Page and application data records
------
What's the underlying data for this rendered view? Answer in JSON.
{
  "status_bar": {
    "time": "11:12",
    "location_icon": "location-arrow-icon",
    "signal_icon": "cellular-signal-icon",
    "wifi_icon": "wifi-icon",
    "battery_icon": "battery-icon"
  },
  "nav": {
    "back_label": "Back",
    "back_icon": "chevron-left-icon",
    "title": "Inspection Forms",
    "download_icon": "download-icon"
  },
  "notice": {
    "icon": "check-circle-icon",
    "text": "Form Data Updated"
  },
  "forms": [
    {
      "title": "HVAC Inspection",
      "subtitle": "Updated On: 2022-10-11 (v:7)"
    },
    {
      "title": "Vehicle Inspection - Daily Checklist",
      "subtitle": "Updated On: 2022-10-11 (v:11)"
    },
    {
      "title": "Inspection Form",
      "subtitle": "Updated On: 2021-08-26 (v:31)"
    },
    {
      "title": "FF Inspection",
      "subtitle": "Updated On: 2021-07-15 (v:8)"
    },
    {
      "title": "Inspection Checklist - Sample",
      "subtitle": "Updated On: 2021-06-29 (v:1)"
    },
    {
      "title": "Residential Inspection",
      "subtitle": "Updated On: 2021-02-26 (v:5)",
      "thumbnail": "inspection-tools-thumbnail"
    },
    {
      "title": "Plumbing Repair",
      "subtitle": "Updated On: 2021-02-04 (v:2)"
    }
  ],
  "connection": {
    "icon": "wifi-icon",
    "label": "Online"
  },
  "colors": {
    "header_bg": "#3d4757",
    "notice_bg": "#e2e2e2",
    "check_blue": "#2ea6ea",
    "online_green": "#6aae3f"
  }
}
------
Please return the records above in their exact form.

### Task output:
What's the underlying data for this rendered view? Answer in JSON.
{
  "status_bar": {
    "time": "11:12",
    "location_icon": "location-arrow-icon",
    "signal_icon": "cellular-signal-icon",
    "wifi_icon": "wifi-icon",
    "battery_icon": "battery-icon"
  },
  "nav": {
    "back_label": "Back",
    "back_icon": "chevron-left-icon",
    "title": "Inspection Forms",
    "download_icon": "download-icon"
  },
  "notice": {
    "icon": "check-circle-icon",
    "text": "Form Data Updated"
  },
  "forms": [
    {
      "title": "HVAC Inspection",
      "subtitle": "Updated On: 2022-10-11 (v:7)"
    },
    {
      "title": "Vehicle Inspection - Daily Checklist",
      "subtitle": "Updated On: 2022-10-11 (v:11)"
    },
    {
      "title": "Inspection Form",
      "subtitle": "Updated On: 2021-08-26 (v:31)"
    },
    {
      "title": "FF Inspection",
      "subtitle": "Updated On: 2021-07-15 (v:8)"
    },
    {
      "title": "Inspection Checklist - Sample",
      "subtitle": "Updated On: 2021-06-29 (v:1)"
    },
    {
      "title": "Residential Inspection",
      "subtitle": "Updated On: 2021-02-26 (v:5)",
      "thumbnail": "inspection-tools-thumbnail"
    },
    {
      "title": "Plumbing Repair",
      "subtitle": "Updated On: 2021-02-04 (v:2)"
    }
  ],
  "connection": {
    "icon": "wifi-icon",
    "label": "Online"
  },
  "colors": {
    "header_bg": "#3d4757",
    "notice_bg": "#e2e2e2",
    "check_blue": "#2ea6ea",
    "online_green": "#6aae3f"
  }
}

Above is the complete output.